§ **The task**: Go through the data below and return each line containing the word "cable".

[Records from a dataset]
+ + +

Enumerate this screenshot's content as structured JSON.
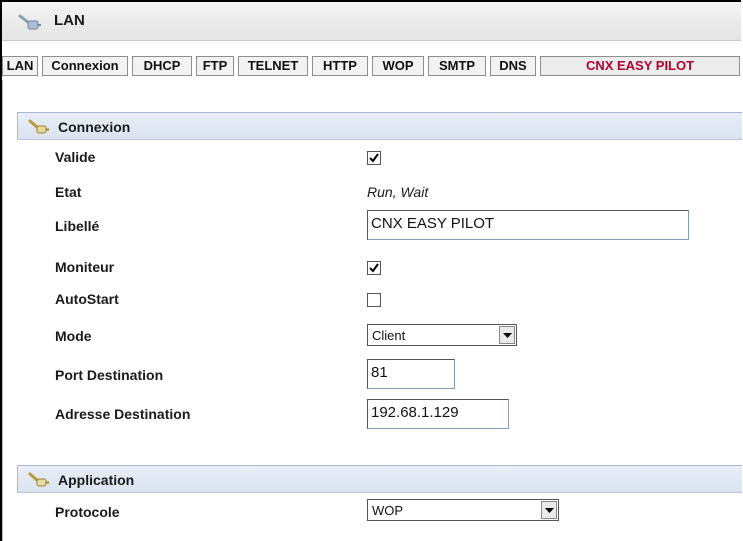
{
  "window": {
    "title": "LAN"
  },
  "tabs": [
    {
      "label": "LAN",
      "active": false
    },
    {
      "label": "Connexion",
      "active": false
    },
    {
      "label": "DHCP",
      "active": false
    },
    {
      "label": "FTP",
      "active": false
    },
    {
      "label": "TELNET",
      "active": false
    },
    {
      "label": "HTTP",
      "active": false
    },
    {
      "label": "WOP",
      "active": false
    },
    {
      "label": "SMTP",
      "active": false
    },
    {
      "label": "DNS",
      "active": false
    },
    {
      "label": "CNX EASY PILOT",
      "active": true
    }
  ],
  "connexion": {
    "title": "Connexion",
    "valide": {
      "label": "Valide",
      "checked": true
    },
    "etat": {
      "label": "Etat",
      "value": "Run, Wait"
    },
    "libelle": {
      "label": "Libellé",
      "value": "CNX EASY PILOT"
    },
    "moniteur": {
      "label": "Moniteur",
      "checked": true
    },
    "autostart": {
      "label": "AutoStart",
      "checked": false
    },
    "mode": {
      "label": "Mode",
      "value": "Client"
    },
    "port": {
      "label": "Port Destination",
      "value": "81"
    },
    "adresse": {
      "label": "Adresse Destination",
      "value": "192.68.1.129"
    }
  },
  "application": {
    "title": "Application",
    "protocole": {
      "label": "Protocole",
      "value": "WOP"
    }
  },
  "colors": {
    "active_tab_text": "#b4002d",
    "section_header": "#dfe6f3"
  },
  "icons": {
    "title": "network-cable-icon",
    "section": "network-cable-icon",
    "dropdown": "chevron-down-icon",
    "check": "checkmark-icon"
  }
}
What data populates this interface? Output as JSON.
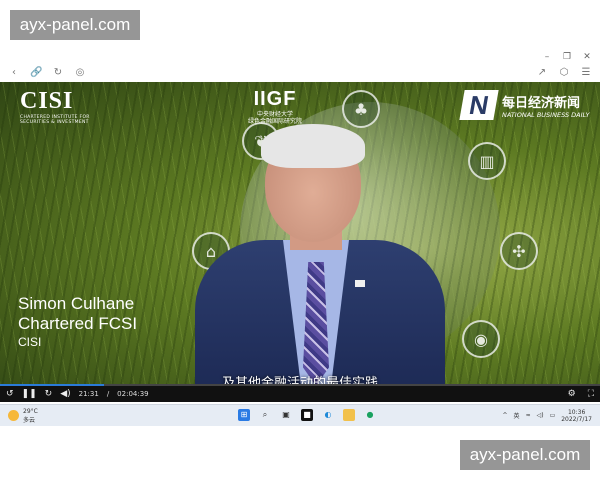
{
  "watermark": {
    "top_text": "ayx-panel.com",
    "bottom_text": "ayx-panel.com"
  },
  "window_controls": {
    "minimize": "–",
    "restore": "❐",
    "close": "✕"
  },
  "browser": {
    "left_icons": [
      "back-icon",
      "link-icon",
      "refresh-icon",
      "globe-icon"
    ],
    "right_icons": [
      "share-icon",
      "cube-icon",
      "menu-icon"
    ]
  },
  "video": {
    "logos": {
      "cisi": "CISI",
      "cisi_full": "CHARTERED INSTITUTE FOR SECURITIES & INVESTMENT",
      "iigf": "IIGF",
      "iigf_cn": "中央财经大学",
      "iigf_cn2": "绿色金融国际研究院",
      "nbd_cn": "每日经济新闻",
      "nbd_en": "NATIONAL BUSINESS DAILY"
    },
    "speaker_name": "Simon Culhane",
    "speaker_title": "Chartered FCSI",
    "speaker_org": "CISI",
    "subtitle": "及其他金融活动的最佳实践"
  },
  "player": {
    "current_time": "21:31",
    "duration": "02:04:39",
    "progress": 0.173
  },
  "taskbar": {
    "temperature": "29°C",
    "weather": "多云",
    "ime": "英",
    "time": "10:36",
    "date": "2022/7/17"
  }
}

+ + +

§ **Reply**:
    "title": "network-cable-icon",
    "section": "network-cable-icon",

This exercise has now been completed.